An enduring peace was finally declared between the rubber and the road and smooth highways became a human right. In the 19th century we expected our roads to be rough and our journeys long.
By the 21st, we take it for granted they’ll be smooth and fast.
But the history lingers, as it should. Every time I drive the steep hill road to Matakana I remember the workers who carved it out of the hillside with shovels and wheelbarrows, bullocks and drays. They slogged away through the depression years, on survival wages, during long winters when the bullocks sank up to their girths in the mud.
As I speed up the hill, I’m ever grateful to them. Their story endures.
Other parts of the series
About the speaker
John Bluck was born in Hawkes Bay, educated at Napier Boys’ High School, the University of Canterbury and the Episcopal Theological School in Cambridge Massachusetts. He's had interwoven careers in journalism and ministry for the Anglican Church, spending time as a reporter in Boston, USA.
A former journalism tutor and chaplain at the Wellington Polytechnic, he has edited a number of publications including the World Council of Churches’ "One World" magazine in Geneva.
His ecclesiastical career started in Gisborne and took him to posts as varied as Director of Communications at the World Council of Churches, Professor of Pastoral Theology and Communication at Dunedin's Knox Theological Seminary, and Dean of Christchurch Cathedral.

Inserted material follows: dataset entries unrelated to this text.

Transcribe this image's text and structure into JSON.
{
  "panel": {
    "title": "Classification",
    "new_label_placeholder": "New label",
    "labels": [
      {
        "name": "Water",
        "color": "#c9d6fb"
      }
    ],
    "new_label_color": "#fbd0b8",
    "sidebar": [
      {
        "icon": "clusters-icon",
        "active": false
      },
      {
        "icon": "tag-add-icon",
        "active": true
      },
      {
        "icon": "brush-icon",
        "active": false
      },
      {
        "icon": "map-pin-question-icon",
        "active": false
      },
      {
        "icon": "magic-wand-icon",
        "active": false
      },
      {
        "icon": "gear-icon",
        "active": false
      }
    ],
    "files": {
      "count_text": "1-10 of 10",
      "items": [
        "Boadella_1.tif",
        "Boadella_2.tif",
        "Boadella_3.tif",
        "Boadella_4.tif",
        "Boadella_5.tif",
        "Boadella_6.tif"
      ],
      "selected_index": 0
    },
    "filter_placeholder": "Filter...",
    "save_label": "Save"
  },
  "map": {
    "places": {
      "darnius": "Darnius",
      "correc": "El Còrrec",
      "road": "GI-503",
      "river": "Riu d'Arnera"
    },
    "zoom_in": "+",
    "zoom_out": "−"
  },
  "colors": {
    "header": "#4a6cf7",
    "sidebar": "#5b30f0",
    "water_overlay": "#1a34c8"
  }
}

He was the 14th Anglican Bishop of Waiapu.
After resigning his See in 2008, he left moved to a rural setting near Warkworth from which he has continued to write and publish.